So let's begin by looking at the exposed properties on the Silverlight control below. There is a simple 'String' and then an instance property of 'MyCustomClass' which is the focus of this post. Let's assume 'MyCustomClass' has (2) simple String properties on it: 'Name' and 'Address'.
<ScriptableMember()>Next we need to register our class to be accessible by script as well which is shown below. This can be done in the constructor of the control. 'Me' (or 'this' for C#) is my Silverlight control class instance behind the .xaml control.
Public Property Description As String
Private _MyClass1 As New MyCustomClass
Public Property MyClass1() As MyCustomClass
Set(ByVal value As MyCustomClass)
Now you *might* think you need to register another member above for the instance property, but you do not need to do that. You can drill down to it through the main class instance exposed as a scriptable member as shown below:
var SLControl = document.getElementById("SilverlightControl");
if (SLControl != null)
SLControl.Content.MySLControl.Description = "Blah";
//Drill down through the instance property exposed on the Silverlight control
SLControl.Content.MySLControl.MyClass1.Name = "Allen Conway";
SLControl.Content.MySLControl.MyClass1.Address = "123 Oak Street";
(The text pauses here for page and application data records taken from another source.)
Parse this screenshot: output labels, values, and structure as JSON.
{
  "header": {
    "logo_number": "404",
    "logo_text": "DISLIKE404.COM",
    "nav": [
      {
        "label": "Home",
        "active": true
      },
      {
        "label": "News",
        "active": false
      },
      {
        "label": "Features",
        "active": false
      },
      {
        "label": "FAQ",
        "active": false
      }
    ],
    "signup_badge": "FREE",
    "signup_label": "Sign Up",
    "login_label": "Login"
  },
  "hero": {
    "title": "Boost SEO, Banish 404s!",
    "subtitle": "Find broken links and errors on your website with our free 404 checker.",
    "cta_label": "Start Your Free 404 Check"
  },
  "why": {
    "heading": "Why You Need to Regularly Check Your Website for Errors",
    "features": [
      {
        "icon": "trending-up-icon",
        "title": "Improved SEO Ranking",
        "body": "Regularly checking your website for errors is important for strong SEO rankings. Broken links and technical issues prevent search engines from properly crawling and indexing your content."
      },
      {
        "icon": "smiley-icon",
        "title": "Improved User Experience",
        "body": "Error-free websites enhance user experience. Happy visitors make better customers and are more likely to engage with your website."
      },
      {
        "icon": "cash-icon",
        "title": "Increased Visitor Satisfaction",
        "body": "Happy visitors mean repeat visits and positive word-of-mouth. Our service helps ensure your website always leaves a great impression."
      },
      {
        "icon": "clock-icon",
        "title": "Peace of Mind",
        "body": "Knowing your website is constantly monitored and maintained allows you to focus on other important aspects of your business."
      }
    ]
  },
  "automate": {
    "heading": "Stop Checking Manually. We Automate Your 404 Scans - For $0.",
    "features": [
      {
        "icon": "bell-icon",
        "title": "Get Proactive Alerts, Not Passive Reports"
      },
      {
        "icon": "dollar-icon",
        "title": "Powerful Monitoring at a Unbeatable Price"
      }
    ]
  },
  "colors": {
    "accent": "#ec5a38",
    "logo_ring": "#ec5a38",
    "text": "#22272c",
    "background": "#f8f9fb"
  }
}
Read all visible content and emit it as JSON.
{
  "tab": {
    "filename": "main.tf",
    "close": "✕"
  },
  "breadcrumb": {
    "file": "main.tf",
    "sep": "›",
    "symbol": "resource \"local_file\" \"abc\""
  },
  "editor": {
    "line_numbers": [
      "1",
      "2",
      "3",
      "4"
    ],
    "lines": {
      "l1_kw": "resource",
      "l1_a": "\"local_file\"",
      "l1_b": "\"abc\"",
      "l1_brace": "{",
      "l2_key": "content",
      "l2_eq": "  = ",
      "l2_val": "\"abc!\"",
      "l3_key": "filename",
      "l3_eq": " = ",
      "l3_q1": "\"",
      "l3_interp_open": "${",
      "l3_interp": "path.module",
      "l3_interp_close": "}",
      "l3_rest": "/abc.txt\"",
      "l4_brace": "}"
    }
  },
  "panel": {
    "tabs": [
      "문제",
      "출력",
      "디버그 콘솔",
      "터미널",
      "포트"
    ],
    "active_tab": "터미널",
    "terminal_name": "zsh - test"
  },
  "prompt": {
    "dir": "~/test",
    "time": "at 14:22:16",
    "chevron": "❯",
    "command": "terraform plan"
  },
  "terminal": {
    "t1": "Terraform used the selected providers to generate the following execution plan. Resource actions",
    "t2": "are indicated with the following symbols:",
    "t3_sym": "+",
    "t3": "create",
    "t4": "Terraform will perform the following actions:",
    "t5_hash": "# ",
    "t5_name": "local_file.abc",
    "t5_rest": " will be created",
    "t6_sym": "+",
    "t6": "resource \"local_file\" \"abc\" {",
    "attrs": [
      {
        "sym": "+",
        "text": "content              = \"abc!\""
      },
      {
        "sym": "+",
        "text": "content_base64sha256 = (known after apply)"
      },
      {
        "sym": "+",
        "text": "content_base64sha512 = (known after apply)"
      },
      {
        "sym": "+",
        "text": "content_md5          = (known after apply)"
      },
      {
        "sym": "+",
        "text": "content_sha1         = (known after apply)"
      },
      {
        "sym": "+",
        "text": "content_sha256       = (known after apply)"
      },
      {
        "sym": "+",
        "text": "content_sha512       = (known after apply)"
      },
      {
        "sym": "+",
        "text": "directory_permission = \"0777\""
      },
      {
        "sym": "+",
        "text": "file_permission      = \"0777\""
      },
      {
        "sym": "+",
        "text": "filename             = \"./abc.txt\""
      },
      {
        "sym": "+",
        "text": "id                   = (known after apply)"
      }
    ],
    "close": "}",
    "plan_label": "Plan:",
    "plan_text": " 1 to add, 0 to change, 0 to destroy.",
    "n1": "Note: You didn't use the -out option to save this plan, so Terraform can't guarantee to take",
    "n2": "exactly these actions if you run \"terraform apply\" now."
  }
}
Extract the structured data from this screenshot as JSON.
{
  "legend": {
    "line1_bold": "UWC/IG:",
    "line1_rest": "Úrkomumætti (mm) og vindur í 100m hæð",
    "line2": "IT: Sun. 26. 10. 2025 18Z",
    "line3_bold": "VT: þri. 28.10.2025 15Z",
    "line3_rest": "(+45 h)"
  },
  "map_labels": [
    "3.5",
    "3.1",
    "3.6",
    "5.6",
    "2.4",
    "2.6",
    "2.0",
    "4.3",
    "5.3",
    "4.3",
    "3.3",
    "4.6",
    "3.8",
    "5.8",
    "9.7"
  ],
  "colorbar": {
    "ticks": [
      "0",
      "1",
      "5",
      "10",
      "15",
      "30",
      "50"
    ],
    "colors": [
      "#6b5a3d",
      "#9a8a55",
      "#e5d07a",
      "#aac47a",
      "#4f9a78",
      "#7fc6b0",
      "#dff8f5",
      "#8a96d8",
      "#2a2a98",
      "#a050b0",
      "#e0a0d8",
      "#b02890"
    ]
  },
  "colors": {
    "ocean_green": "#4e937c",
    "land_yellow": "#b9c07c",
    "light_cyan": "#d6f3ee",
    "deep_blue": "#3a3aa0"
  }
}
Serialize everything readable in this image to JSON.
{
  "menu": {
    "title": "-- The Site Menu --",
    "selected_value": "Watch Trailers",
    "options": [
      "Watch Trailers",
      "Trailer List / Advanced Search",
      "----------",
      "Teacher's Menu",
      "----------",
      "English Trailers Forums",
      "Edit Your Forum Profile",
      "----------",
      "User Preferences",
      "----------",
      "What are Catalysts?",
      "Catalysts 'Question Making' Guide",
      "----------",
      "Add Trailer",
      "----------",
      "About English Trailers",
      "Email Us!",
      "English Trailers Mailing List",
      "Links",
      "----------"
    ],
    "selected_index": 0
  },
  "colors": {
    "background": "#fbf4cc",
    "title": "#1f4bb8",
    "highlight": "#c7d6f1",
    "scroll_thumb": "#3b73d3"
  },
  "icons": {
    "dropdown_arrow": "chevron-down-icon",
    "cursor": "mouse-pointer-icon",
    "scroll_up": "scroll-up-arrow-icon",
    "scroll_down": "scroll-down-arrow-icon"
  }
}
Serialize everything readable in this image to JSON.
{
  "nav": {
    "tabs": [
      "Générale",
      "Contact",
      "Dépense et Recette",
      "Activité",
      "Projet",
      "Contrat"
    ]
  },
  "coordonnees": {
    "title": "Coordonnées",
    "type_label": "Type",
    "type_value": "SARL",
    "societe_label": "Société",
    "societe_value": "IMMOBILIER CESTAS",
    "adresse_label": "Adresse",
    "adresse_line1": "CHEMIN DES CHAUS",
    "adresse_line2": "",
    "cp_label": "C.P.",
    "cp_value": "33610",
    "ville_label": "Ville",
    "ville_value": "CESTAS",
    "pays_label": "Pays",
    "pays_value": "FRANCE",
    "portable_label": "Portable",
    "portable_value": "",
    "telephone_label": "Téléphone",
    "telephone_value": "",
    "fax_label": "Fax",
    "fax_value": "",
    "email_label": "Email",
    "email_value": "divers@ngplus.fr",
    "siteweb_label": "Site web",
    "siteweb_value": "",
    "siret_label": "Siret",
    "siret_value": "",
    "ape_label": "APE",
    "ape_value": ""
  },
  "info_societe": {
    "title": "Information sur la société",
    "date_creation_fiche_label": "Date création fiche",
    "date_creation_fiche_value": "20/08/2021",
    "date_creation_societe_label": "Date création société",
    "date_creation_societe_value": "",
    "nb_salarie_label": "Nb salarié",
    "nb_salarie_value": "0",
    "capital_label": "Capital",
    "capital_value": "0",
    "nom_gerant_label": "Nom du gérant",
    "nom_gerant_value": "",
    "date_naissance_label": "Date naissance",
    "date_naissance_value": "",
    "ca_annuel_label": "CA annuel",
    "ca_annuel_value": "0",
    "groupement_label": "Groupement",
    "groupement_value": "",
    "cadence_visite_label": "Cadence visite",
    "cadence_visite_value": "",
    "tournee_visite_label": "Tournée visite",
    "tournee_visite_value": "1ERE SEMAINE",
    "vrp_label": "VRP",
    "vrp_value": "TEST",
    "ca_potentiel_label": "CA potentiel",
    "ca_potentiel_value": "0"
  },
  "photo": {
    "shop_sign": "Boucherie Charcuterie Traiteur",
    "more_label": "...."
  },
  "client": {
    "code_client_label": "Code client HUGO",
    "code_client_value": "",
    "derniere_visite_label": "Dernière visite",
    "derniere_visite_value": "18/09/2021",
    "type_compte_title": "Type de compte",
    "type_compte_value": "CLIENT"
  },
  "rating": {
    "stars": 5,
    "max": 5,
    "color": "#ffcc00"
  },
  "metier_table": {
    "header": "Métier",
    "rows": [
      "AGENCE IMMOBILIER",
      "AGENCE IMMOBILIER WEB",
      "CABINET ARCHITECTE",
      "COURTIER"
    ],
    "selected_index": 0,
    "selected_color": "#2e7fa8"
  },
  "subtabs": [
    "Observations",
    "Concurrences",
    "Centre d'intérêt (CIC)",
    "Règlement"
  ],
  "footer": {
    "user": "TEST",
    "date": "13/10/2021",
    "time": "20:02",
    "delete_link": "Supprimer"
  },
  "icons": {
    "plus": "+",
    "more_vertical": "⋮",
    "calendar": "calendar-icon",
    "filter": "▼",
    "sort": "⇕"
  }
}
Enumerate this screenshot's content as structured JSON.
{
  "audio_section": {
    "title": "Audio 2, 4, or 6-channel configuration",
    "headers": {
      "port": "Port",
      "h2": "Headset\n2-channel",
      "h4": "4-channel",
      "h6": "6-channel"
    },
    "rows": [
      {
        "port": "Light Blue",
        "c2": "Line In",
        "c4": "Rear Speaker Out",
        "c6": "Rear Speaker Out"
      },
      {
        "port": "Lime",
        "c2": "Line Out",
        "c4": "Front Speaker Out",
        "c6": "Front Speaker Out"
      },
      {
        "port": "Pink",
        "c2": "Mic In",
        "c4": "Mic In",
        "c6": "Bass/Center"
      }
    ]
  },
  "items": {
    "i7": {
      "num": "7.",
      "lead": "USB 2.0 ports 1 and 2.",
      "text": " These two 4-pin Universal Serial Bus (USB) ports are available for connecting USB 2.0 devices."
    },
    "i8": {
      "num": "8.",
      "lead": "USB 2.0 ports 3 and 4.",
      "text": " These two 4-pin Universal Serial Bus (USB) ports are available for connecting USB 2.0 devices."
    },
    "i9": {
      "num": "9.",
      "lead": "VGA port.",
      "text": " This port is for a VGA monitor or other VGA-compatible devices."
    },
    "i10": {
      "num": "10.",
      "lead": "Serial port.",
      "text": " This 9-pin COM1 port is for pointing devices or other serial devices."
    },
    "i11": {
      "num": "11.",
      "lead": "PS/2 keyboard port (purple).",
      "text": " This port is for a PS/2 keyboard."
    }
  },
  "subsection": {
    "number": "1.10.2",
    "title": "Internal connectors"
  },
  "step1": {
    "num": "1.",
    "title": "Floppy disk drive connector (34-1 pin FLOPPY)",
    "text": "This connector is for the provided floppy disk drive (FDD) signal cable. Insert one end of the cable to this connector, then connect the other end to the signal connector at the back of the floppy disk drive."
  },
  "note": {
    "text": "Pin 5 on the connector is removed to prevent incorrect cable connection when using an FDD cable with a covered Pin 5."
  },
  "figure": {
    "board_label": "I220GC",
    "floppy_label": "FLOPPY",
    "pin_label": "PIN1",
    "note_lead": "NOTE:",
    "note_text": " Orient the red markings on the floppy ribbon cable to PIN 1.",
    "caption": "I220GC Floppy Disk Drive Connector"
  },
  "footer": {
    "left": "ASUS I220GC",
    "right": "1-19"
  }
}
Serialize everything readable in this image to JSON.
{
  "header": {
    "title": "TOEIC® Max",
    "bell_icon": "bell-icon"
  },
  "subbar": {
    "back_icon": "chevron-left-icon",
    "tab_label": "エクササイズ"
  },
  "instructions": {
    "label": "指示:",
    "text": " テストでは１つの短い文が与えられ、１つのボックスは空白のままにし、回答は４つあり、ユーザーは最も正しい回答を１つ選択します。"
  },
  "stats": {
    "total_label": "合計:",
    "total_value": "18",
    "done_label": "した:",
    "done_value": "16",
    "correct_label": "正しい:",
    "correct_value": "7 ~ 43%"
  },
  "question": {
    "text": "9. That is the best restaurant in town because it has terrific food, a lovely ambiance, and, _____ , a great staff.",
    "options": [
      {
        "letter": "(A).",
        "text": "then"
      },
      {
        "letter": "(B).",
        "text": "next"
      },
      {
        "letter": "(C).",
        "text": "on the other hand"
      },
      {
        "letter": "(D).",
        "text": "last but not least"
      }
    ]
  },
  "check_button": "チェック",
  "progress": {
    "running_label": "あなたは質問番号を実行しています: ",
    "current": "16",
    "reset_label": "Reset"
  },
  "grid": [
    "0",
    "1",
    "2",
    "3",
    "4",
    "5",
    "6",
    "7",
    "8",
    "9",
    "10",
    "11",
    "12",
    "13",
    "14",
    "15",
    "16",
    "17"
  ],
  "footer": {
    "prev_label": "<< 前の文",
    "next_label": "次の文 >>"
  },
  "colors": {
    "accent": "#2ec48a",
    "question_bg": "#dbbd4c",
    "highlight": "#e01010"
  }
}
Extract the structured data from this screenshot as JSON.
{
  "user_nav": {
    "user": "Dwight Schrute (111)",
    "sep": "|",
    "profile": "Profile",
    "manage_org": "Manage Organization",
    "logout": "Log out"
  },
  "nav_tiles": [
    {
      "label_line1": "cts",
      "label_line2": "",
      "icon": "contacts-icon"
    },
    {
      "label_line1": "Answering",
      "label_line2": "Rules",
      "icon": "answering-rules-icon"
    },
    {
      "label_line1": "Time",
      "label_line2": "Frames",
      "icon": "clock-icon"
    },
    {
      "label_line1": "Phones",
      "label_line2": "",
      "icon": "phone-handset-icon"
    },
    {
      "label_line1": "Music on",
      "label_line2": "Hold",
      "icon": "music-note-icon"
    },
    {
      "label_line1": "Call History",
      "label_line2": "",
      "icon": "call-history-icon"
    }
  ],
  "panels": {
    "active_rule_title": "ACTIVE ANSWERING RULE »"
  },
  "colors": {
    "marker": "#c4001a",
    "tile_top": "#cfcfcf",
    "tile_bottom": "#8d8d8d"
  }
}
That's all there is to it. You can just drill down to the instance property through the registered instance of the scriptable type.